If at an advanced age, a person realizes that they have made no communication of their ideas, then patience would have failed them. If a futurist who wants to change the world and doesn't see his ideas being carried out in the present in any way, then his patient methods have failed him.
Let me give an example. Suppose a rich futurist wants to change the world, but realizes he can't really do that much. So, he puts all his money into building a small microcosms of what a changed world would be like: a city of creative works of vegetarian restaurants, theaters, and factories.
His microcosm would be vegetarian, and have a district for all the canines and felines rescued from pounds, and have factories for spirilina growth, tofu manufacturing and other naturalistic ideas -- hopefully even some approaching the ideas of other forms of biodegradable technology. Anything to get the spirit of his ideas moving in the present, and moving not on paper, but in life.
With patience he may have taken the road of creating some ideas of the town here and there, perhaps making a vegetarian restaurant somewhere where there was none, and perhaps creating a new type of a haven for pound animals. He could to let the ide as grow. But where is the spirit of the virtue of urgency ? With urgency we have no time to sulk, we just try to do something. All this is ultimately a description of what we do with our own life.
But now seeing he has no money left he has generated his own microcosmos regardless. His structure is so unique that now it is a dimension packed with power. It becomes something to other worlds, like a gem in a car lot of pebbles. He decides to let the town ride, setting up the funds and publicity campaigns to make it a worldwide attraction.

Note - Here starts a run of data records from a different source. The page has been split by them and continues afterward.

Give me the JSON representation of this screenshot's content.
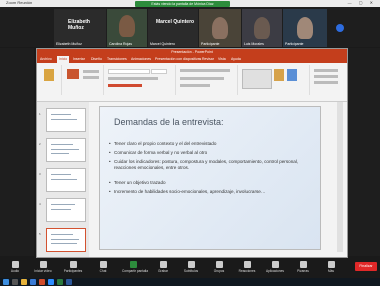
{
  "zoom": {
    "window_title": "Zoom Reunión",
    "share_banner": "Estás viendo la pantalla de Mónica Díaz",
    "participants": [
      {
        "name": "Elizabeth Muñoz"
      },
      {
        "name": "Carolina Rojas"
      },
      {
        "name": "Marcel Quintero"
      },
      {
        "name": "Participante"
      },
      {
        "name": "Luis Morales"
      },
      {
        "name": "Participante"
      }
    ],
    "toolbar": [
      {
        "label": "Audio",
        "icon": "mic-icon"
      },
      {
        "label": "Iniciar vídeo",
        "icon": "video-icon"
      },
      {
        "label": "Participantes",
        "icon": "participants-icon"
      },
      {
        "label": "Chat",
        "icon": "chat-icon"
      },
      {
        "label": "Compartir pantalla",
        "icon": "share-icon"
      },
      {
        "label": "Grabar",
        "icon": "record-icon"
      },
      {
        "label": "Subtítulos",
        "icon": "cc-icon"
      },
      {
        "label": "Grupos",
        "icon": "rooms-icon"
      },
      {
        "label": "Reacciones",
        "icon": "reaction-icon"
      },
      {
        "label": "Aplicaciones",
        "icon": "apps-icon"
      },
      {
        "label": "Pizarras",
        "icon": "whiteboard-icon"
      },
      {
        "label": "Más",
        "icon": "more-icon"
      }
    ],
    "end_label": "Finalizar",
    "green_accent": "#2d8c3c"
  },
  "ppt": {
    "title": "Presentación - PowerPoint",
    "tabs": [
      "Archivo",
      "Inicio",
      "Insertar",
      "Diseño",
      "Transiciones",
      "Animaciones",
      "Presentación con diapositivas",
      "Revisar",
      "Vista",
      "Ayuda"
    ],
    "accent": "#c43e1c",
    "slide": {
      "title": "Demandas de la entrevista:",
      "bullets": [
        "Tener claro el propio contexto y el del entrevistado",
        "Comunicar de forma verbal y no verbal al otro",
        "Cuidar los indicadores: postura, compostura y modales, comportamiento, control personal, reacciones emocionales, entre otros.",
        "Tener un objetivo trazado",
        "Incremento de habilidades socio-emocionales, aprendizaje, involucrarse…"
      ]
    }
  }
}
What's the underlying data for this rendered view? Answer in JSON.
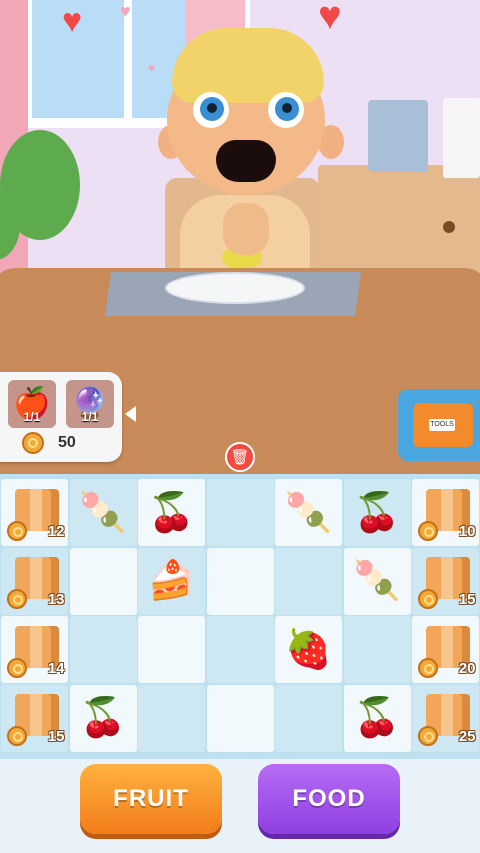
{
  "inventory": {
    "slots": [
      {
        "icon": "apple-booster-icon",
        "count": "1/1"
      },
      {
        "icon": "magic-orb-booster-icon",
        "count": "1/1"
      }
    ],
    "coins": "50"
  },
  "toolbox": {
    "label": "TOOLS"
  },
  "board": {
    "rows": [
      [
        {
          "type": "crate",
          "cost": "12"
        },
        {
          "type": "item",
          "icon": "🍡",
          "name": "popsicle-blue"
        },
        {
          "type": "item",
          "icon": "🍒",
          "name": "cherries"
        },
        {
          "type": "empty"
        },
        {
          "type": "item",
          "icon": "🍡",
          "name": "popsicle-pink"
        },
        {
          "type": "item",
          "icon": "🍒",
          "name": "cherries"
        },
        {
          "type": "crate",
          "cost": "10"
        }
      ],
      [
        {
          "type": "crate",
          "cost": "13"
        },
        {
          "type": "empty"
        },
        {
          "type": "item",
          "icon": "🍰",
          "name": "cake-slice"
        },
        {
          "type": "empty"
        },
        {
          "type": "empty"
        },
        {
          "type": "item",
          "icon": "🍡",
          "name": "popsicle-pink"
        },
        {
          "type": "crate",
          "cost": "15"
        }
      ],
      [
        {
          "type": "crate",
          "cost": "14"
        },
        {
          "type": "empty"
        },
        {
          "type": "empty"
        },
        {
          "type": "empty"
        },
        {
          "type": "item",
          "icon": "🍓",
          "name": "strawberry"
        },
        {
          "type": "empty"
        },
        {
          "type": "crate",
          "cost": "20"
        }
      ],
      [
        {
          "type": "crate",
          "cost": "15"
        },
        {
          "type": "item",
          "icon": "🍒",
          "name": "cherries"
        },
        {
          "type": "empty"
        },
        {
          "type": "empty"
        },
        {
          "type": "empty"
        },
        {
          "type": "item",
          "icon": "🍒",
          "name": "cherries"
        },
        {
          "type": "crate",
          "cost": "25"
        }
      ]
    ]
  },
  "buttons": {
    "fruit": "FRUIT",
    "food": "FOOD"
  },
  "colors": {
    "fruit": "#f69028",
    "food": "#a458ec",
    "trash": "#f24a3e"
  }
}
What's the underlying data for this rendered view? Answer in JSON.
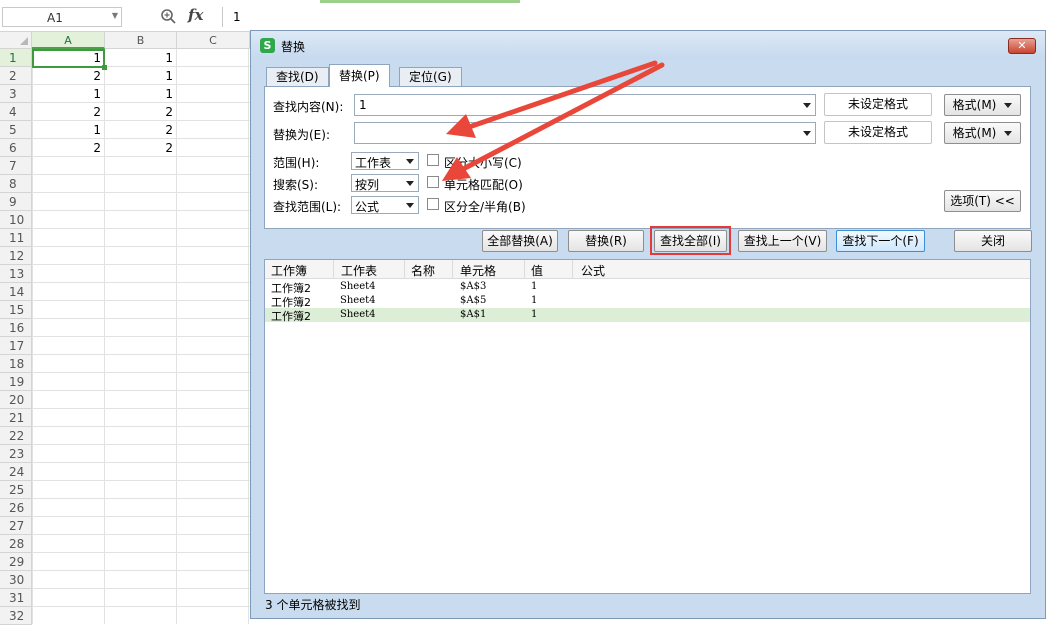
{
  "formula_bar": {
    "name_box": "A1",
    "fx": "fx",
    "formula_value": "1"
  },
  "sheet": {
    "columns": [
      "A",
      "B",
      "C"
    ],
    "rows": [
      "1",
      "2",
      "3",
      "4",
      "5",
      "6",
      "7",
      "8",
      "9",
      "10",
      "11",
      "12",
      "13",
      "14",
      "15",
      "16",
      "17",
      "18",
      "19",
      "20",
      "21",
      "22",
      "23",
      "24",
      "25",
      "26",
      "27",
      "28",
      "29",
      "30",
      "31",
      "32"
    ],
    "col_a": [
      "1",
      "2",
      "1",
      "2",
      "1",
      "2"
    ],
    "col_b": [
      "1",
      "1",
      "1",
      "2",
      "2",
      "2"
    ]
  },
  "dialog": {
    "title": "替换",
    "tabs": [
      {
        "label": "查找(D)"
      },
      {
        "label": "替换(P)"
      },
      {
        "label": "定位(G)"
      }
    ],
    "find_label": "查找内容(N):",
    "find_value": "1",
    "replace_label": "替换为(E):",
    "replace_value": "",
    "no_format_label": "未设定格式",
    "format_button": "格式(M)",
    "scope_label": "范围(H):",
    "scope_value": "工作表",
    "search_label": "搜索(S):",
    "search_value": "按列",
    "lookin_label": "查找范围(L):",
    "lookin_value": "公式",
    "match_case_label": "区分大小写(C)",
    "match_cell_label": "单元格匹配(O)",
    "match_width_label": "区分全/半角(B)",
    "options_button": "选项(T) <<",
    "buttons": {
      "replace_all": "全部替换(A)",
      "replace": "替换(R)",
      "find_all": "查找全部(I)",
      "find_prev": "查找上一个(V)",
      "find_next": "查找下一个(F)",
      "close": "关闭"
    },
    "results": {
      "headers": [
        "工作簿",
        "工作表",
        "名称",
        "单元格",
        "值",
        "公式"
      ],
      "rows": [
        {
          "workbook": "工作簿2",
          "sheet": "Sheet4",
          "name": "",
          "cell": "$A$3",
          "value": "1",
          "formula": ""
        },
        {
          "workbook": "工作簿2",
          "sheet": "Sheet4",
          "name": "",
          "cell": "$A$5",
          "value": "1",
          "formula": ""
        },
        {
          "workbook": "工作簿2",
          "sheet": "Sheet4",
          "name": "",
          "cell": "$A$1",
          "value": "1",
          "formula": ""
        }
      ]
    },
    "status": "3 个单元格被找到"
  },
  "colors": {
    "dialog_bg": "#c9dbef",
    "highlight_red": "#e53a3a",
    "selection_green": "#ddeed6",
    "active_cell_green": "#3f9a3f",
    "annotation_arrow": "#e8473a"
  }
}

Patience will be the virtue that keeps our trust in virtue, yet there is no power in a universal application of waiting. Patience is both the meme that sustains our highest being and also lulls the apathetic to sleep. And as Rollo May said, "The opposite of love is not hate, it is apathy."